And in case of Osama no such institution has issued any such fatwa supporting his act of terrorism. It is, therefore, not justified at all to describe 9/11 attack by Osama’s men as an act of Islamic terrorism. Even if any eminent Mufti (one who issues fatwa) had issued such an opinion, it would not have been binding on all Muslims. And in this case no one issued such a fatwa

Osama bin Laden and his Al-Qaida organisation does not pretend to have any mass base. No terrorist organisation, as a matter of fact, has a mass base anywhere in the world. It would otherwise seem to be a terrorist organisation. Osama does use Islamic terminology to gain the sympathy of Muslim masses but use of such a terminology does not make it an Islamic organisation. It remains basically a terrorist organisation. The religion practised by masses of Muslims is more spiritual than political and religion practised by likes of Osama is more political than spiritual.

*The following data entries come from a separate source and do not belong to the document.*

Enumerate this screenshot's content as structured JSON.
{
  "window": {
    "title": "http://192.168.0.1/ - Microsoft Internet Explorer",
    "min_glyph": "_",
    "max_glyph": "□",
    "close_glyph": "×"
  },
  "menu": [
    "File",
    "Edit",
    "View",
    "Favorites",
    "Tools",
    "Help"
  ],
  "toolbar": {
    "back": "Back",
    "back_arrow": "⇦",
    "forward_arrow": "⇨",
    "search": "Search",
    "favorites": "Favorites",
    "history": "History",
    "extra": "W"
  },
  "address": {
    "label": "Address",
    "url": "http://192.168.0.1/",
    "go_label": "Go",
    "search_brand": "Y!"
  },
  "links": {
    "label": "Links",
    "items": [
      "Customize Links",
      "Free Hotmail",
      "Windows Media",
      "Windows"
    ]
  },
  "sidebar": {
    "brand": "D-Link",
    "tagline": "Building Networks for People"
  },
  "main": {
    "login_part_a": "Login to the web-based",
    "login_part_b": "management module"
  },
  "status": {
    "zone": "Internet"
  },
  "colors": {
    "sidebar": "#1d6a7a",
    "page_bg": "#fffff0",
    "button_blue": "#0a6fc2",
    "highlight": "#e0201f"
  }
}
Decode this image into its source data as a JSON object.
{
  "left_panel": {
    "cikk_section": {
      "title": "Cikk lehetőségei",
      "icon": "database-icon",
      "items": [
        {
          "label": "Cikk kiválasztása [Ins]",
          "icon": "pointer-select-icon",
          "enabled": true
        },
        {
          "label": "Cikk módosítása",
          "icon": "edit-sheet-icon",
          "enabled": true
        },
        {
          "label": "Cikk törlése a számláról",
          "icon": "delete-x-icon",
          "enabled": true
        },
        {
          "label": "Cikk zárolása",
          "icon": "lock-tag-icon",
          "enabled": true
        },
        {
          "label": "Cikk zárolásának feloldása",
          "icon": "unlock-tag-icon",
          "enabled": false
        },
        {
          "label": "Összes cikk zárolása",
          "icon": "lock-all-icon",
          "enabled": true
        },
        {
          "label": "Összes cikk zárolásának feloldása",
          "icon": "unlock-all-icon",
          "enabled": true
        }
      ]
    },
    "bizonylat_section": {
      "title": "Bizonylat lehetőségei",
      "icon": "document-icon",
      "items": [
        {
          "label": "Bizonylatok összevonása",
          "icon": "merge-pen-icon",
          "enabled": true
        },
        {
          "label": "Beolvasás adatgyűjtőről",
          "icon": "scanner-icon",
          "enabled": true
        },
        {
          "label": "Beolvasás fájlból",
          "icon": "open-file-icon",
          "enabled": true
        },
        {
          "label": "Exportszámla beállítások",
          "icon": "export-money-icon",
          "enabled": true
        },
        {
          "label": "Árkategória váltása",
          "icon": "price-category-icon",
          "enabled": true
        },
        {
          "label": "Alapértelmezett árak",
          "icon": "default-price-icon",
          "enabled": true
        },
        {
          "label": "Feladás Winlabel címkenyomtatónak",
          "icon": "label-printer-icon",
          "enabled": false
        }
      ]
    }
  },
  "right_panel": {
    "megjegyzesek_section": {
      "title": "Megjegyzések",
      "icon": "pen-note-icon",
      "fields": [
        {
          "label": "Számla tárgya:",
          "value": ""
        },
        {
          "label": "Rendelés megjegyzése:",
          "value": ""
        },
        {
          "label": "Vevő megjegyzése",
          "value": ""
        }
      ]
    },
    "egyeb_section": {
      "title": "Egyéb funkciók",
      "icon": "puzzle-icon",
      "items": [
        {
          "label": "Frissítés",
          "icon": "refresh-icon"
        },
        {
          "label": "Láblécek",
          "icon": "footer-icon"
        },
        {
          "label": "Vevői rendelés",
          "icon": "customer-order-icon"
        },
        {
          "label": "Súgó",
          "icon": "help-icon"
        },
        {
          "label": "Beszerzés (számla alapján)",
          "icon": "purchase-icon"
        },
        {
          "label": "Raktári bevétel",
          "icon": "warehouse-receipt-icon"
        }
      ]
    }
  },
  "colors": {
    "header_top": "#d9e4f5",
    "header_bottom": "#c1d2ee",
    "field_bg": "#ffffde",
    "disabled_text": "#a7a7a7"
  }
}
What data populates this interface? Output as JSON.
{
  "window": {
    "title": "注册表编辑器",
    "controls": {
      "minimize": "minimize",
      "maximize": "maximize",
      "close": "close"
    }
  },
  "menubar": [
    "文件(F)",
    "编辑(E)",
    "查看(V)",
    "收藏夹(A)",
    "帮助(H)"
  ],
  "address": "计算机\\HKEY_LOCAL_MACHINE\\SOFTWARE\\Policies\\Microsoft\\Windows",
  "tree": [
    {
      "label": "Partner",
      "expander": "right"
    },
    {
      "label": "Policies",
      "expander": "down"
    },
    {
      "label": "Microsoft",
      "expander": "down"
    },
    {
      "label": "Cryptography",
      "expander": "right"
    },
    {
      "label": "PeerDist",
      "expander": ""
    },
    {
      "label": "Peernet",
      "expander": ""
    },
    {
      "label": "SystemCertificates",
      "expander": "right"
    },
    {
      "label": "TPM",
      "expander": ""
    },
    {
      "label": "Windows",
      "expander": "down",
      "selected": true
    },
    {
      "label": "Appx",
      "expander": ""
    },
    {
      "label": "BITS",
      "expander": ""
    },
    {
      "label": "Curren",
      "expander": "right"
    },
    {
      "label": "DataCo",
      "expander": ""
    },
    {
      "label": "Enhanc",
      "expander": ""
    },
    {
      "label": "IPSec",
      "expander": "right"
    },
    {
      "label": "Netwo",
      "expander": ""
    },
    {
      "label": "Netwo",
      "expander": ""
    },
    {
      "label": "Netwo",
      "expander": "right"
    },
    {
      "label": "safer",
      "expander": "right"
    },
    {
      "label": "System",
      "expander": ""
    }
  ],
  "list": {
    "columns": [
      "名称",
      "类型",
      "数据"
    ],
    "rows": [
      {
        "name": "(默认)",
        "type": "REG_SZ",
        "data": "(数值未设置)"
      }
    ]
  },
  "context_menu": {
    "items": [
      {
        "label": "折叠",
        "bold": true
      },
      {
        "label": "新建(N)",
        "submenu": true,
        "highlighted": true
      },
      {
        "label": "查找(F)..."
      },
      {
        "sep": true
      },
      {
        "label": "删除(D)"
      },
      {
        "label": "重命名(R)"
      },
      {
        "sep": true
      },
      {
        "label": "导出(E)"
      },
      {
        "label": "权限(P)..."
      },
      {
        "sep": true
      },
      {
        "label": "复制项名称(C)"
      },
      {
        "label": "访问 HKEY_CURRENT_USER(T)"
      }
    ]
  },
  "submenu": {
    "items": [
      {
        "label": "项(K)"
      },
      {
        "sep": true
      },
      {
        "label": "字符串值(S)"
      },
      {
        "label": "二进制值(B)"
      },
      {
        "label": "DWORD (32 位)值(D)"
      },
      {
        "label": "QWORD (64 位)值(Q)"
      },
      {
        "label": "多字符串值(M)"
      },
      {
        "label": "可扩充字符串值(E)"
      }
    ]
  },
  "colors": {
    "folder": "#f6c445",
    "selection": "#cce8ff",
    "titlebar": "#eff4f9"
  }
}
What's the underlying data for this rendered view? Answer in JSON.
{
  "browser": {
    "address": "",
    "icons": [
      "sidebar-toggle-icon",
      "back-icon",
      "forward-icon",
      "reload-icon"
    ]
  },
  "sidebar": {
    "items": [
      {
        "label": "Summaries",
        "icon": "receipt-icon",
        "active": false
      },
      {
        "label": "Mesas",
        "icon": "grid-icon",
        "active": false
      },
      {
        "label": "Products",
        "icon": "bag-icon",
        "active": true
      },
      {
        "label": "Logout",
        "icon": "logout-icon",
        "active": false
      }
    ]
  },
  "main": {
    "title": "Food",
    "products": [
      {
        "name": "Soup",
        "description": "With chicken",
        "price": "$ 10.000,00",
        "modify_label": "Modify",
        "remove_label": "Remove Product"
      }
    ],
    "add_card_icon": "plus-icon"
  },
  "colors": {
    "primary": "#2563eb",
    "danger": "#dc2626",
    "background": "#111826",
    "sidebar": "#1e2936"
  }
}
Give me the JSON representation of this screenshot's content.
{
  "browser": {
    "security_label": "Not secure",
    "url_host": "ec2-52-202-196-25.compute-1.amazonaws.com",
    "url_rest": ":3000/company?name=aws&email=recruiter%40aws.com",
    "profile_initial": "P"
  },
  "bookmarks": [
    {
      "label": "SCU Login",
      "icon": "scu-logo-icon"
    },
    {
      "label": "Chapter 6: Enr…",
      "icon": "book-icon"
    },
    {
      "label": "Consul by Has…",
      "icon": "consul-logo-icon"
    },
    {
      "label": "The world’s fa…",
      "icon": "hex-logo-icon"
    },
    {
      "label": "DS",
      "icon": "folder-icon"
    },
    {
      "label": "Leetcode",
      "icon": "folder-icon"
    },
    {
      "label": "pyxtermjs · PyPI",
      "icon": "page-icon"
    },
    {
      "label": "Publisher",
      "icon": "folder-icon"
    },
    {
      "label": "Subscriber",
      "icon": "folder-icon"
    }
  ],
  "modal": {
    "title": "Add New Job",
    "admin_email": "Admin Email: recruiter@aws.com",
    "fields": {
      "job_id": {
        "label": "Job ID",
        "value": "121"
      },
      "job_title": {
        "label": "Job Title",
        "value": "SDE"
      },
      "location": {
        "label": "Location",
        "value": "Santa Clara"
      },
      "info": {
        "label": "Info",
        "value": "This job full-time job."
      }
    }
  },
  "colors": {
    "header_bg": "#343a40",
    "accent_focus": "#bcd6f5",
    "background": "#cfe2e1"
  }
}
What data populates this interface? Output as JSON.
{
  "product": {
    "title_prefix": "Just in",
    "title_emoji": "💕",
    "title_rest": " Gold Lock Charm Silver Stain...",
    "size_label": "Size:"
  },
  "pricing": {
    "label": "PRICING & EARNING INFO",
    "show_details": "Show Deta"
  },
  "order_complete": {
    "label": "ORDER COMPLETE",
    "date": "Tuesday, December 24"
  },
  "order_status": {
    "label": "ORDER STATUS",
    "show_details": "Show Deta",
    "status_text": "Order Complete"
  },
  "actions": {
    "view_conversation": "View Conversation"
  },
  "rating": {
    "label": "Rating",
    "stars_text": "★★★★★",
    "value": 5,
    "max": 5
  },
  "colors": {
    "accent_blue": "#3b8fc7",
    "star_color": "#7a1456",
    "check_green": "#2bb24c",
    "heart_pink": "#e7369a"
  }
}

The Koran clearly lays down that killing any person without a just cause amounts to killing whole humanity and saving one person’s life amounts to saving entire humanity. This is truly humanistic and spiritual dimension of Islam and of any religion for that matter. Killing hundreds of innocent people can not qualify for being a religious act by any stretch of imagination.

In fact whether fundamentalism and terrorism m (in the sense in which they have been defined above) are linked together or not both are curses for humanity. No truly religious person should approve of such a gross misuse of religion. A religious attitude has to be of humility, distance from political power and of non-violence. The Sufi Islam which was truly spiritual Islam always maintained its distance from power centres and believed in the doctrine of what is called sulh-i-kul i.e. peace with all. True religion is one, which does not get politicised. Political Islam or political Hinduism became a great danger for peace and tranquillity in the society. It is political Hinduism (Hindutva) which caused havoc in Gujarat and many other places and it is political Islam which has resulted in bloodshed in New York or in Kashmir or in Algeria, for that matter. Muslims and Hindus should fight against politicisation of their respective religions.